[Saved data entries]
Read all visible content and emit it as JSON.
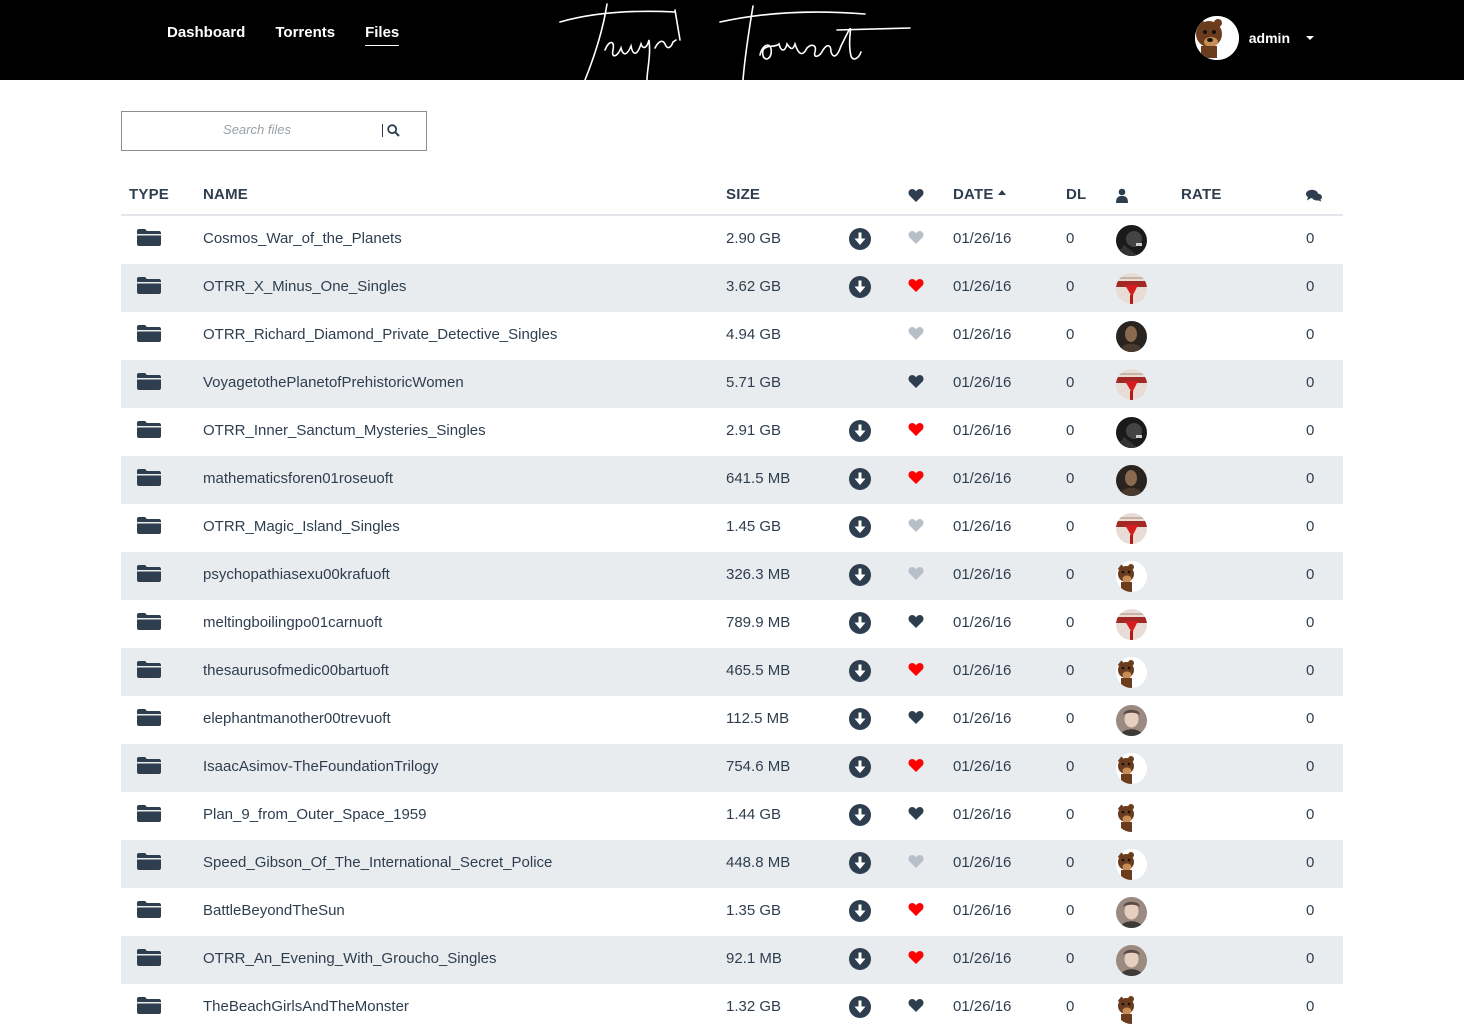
{
  "colors": {
    "topbar": "#000000",
    "text": "#2f3e4e",
    "alt_row": "#e9ecef",
    "heart_red": "#ff0000",
    "heart_grey": "#b7c0c8",
    "heart_dark": "#2f3e4e"
  },
  "nav": {
    "items": [
      "Dashboard",
      "Torrents",
      "Files"
    ],
    "active": "Files"
  },
  "logo": {
    "text": "Teurpi Torrent"
  },
  "user": {
    "name": "admin"
  },
  "search": {
    "placeholder": "Search files",
    "icon": "search-icon"
  },
  "table": {
    "headers": {
      "type": "TYPE",
      "name": "NAME",
      "size": "SIZE",
      "fav": "heart-icon",
      "date": "DATE",
      "dl": "DL",
      "user": "user-icon",
      "rate": "RATE",
      "comments": "comments-icon"
    },
    "sort": {
      "column": "DATE",
      "direction": "asc"
    },
    "rows": [
      {
        "name": "Cosmos_War_of_the_Planets",
        "size": "2.90 GB",
        "download": true,
        "fav": "grey",
        "date": "01/26/16",
        "dl": "0",
        "avatar": "dark",
        "comments": "0"
      },
      {
        "name": "OTRR_X_Minus_One_Singles",
        "size": "3.62 GB",
        "download": true,
        "fav": "red",
        "date": "01/26/16",
        "dl": "0",
        "avatar": "red",
        "comments": "0"
      },
      {
        "name": "OTRR_Richard_Diamond_Private_Detective_Singles",
        "size": "4.94 GB",
        "download": false,
        "fav": "grey",
        "date": "01/26/16",
        "dl": "0",
        "avatar": "brown",
        "comments": "0"
      },
      {
        "name": "VoyagetothePlanetofPrehistoricWomen",
        "size": "5.71 GB",
        "download": false,
        "fav": "dark",
        "date": "01/26/16",
        "dl": "0",
        "avatar": "red",
        "comments": "0"
      },
      {
        "name": "OTRR_Inner_Sanctum_Mysteries_Singles",
        "size": "2.91 GB",
        "download": true,
        "fav": "red",
        "date": "01/26/16",
        "dl": "0",
        "avatar": "dark",
        "comments": "0"
      },
      {
        "name": "mathematicsforen01roseuoft",
        "size": "641.5 MB",
        "download": true,
        "fav": "red",
        "date": "01/26/16",
        "dl": "0",
        "avatar": "brown",
        "comments": "0"
      },
      {
        "name": "OTRR_Magic_Island_Singles",
        "size": "1.45 GB",
        "download": true,
        "fav": "grey",
        "date": "01/26/16",
        "dl": "0",
        "avatar": "red",
        "comments": "0"
      },
      {
        "name": "psychopathiasexu00krafuoft",
        "size": "326.3 MB",
        "download": true,
        "fav": "grey",
        "date": "01/26/16",
        "dl": "0",
        "avatar": "bear",
        "comments": "0"
      },
      {
        "name": "meltingboilingpo01carnuoft",
        "size": "789.9 MB",
        "download": true,
        "fav": "dark",
        "date": "01/26/16",
        "dl": "0",
        "avatar": "red",
        "comments": "0"
      },
      {
        "name": "thesaurusofmedic00bartuoft",
        "size": "465.5 MB",
        "download": true,
        "fav": "red",
        "date": "01/26/16",
        "dl": "0",
        "avatar": "bear",
        "comments": "0"
      },
      {
        "name": "elephantmanother00trevuoft",
        "size": "112.5 MB",
        "download": true,
        "fav": "dark",
        "date": "01/26/16",
        "dl": "0",
        "avatar": "face",
        "comments": "0"
      },
      {
        "name": "IsaacAsimov-TheFoundationTrilogy",
        "size": "754.6 MB",
        "download": true,
        "fav": "red",
        "date": "01/26/16",
        "dl": "0",
        "avatar": "bear",
        "comments": "0"
      },
      {
        "name": "Plan_9_from_Outer_Space_1959",
        "size": "1.44 GB",
        "download": true,
        "fav": "dark",
        "date": "01/26/16",
        "dl": "0",
        "avatar": "bear",
        "comments": "0"
      },
      {
        "name": "Speed_Gibson_Of_The_International_Secret_Police",
        "size": "448.8 MB",
        "download": true,
        "fav": "grey",
        "date": "01/26/16",
        "dl": "0",
        "avatar": "bear",
        "comments": "0"
      },
      {
        "name": "BattleBeyondTheSun",
        "size": "1.35 GB",
        "download": true,
        "fav": "red",
        "date": "01/26/16",
        "dl": "0",
        "avatar": "face",
        "comments": "0"
      },
      {
        "name": "OTRR_An_Evening_With_Groucho_Singles",
        "size": "92.1 MB",
        "download": true,
        "fav": "red",
        "date": "01/26/16",
        "dl": "0",
        "avatar": "face",
        "comments": "0"
      },
      {
        "name": "TheBeachGirlsAndTheMonster",
        "size": "1.32 GB",
        "download": true,
        "fav": "dark",
        "date": "01/26/16",
        "dl": "0",
        "avatar": "bear",
        "comments": "0"
      }
    ]
  }
}
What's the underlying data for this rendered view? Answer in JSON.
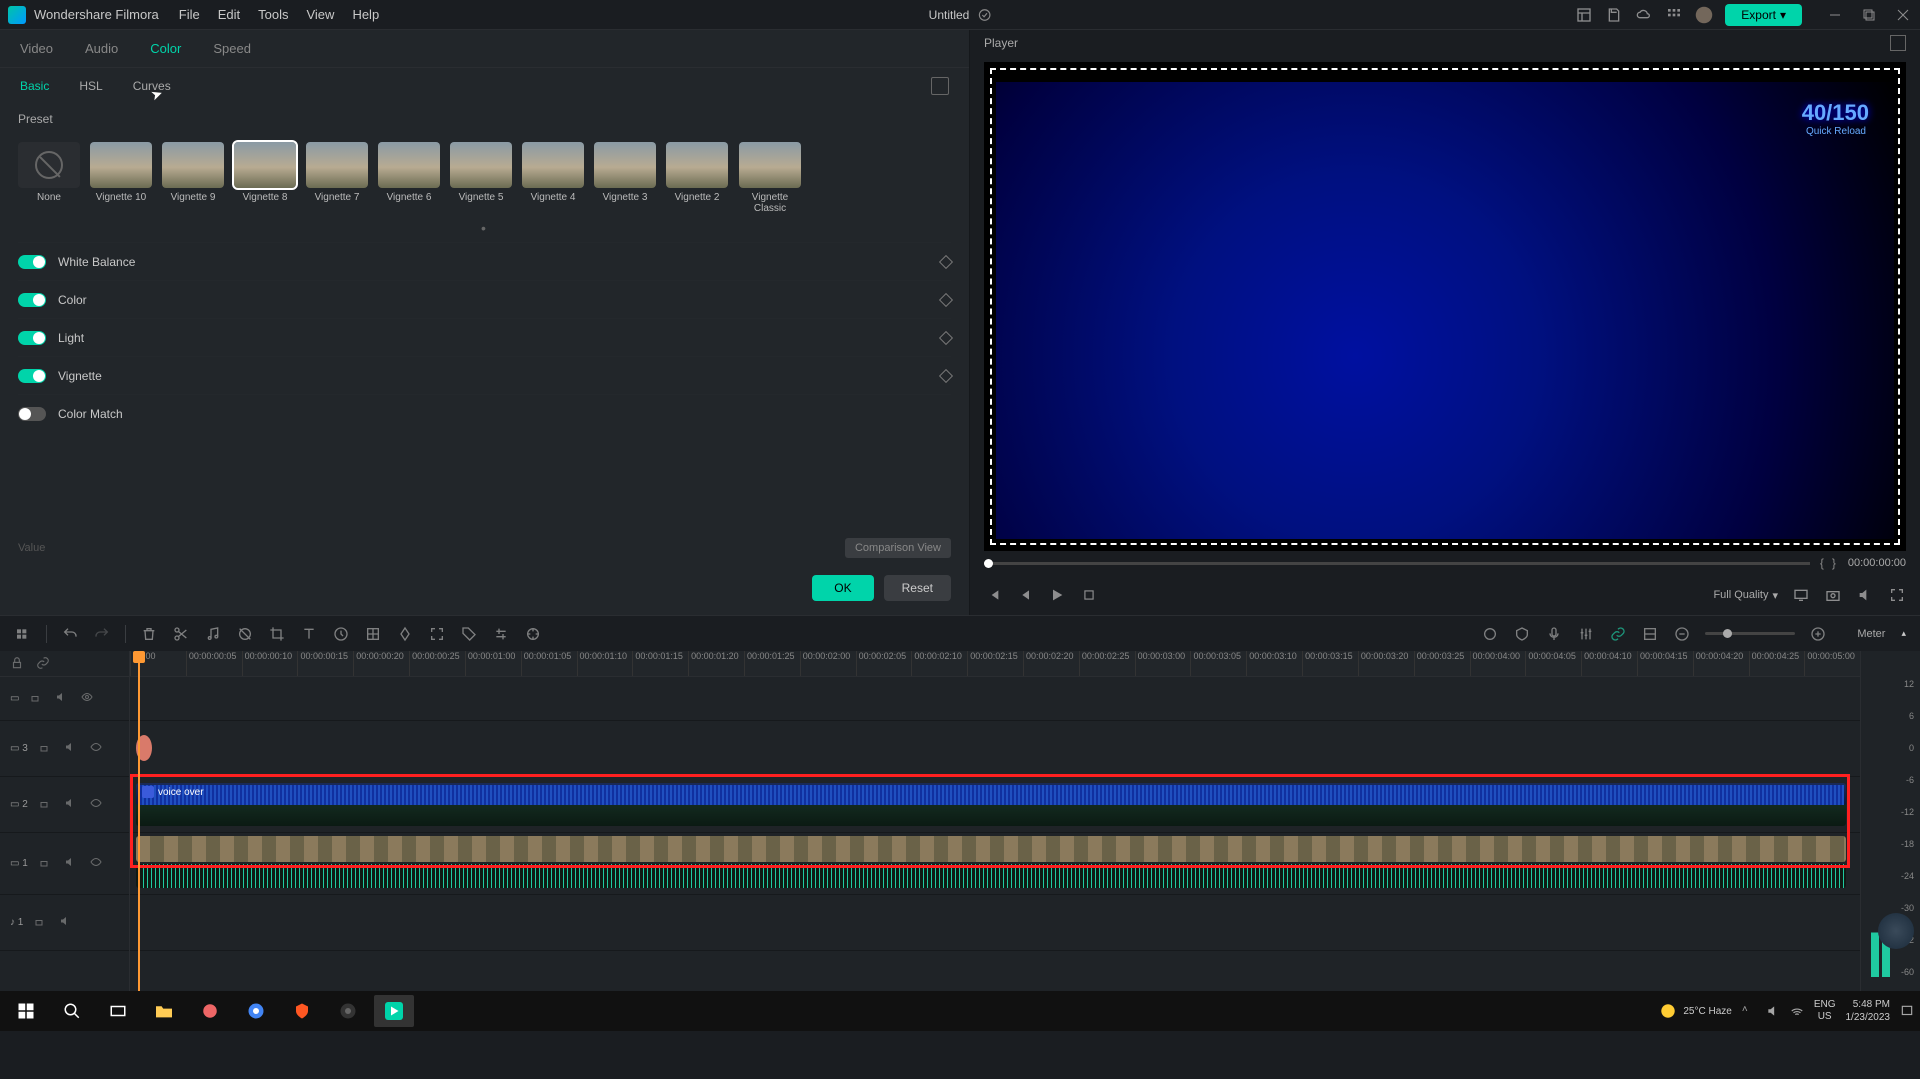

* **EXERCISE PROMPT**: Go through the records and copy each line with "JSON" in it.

* **ANSWER SPACE**:
Read all visible content and emit it as JSON.
What's the underlying data for this rendered view? Answer in JSON.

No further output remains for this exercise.